What the task asks:
Going through the entries below, work out how many lines have the string "icon" in them. Give the number and nothing more.

Data records for software interfaces:
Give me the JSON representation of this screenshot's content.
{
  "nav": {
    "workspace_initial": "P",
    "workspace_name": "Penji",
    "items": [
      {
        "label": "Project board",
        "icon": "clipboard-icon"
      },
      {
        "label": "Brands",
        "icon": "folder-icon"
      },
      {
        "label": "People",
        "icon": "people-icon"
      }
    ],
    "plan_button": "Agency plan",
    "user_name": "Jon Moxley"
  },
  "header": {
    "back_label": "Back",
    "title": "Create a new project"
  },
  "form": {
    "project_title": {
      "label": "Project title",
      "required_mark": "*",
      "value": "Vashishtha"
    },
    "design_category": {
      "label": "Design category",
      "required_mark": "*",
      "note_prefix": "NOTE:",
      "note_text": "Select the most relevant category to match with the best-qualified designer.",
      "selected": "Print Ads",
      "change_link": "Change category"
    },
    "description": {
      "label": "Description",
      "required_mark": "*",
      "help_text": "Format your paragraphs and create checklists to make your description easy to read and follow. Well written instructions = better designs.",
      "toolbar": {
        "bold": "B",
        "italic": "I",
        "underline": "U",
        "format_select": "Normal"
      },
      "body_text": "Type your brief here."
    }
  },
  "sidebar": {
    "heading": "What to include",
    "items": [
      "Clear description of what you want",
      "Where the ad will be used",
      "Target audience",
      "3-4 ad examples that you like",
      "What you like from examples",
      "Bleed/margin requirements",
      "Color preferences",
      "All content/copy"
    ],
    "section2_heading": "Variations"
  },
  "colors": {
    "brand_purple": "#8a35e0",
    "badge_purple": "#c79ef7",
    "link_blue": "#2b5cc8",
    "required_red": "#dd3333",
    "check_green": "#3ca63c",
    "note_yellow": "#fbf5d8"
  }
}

Solution:
3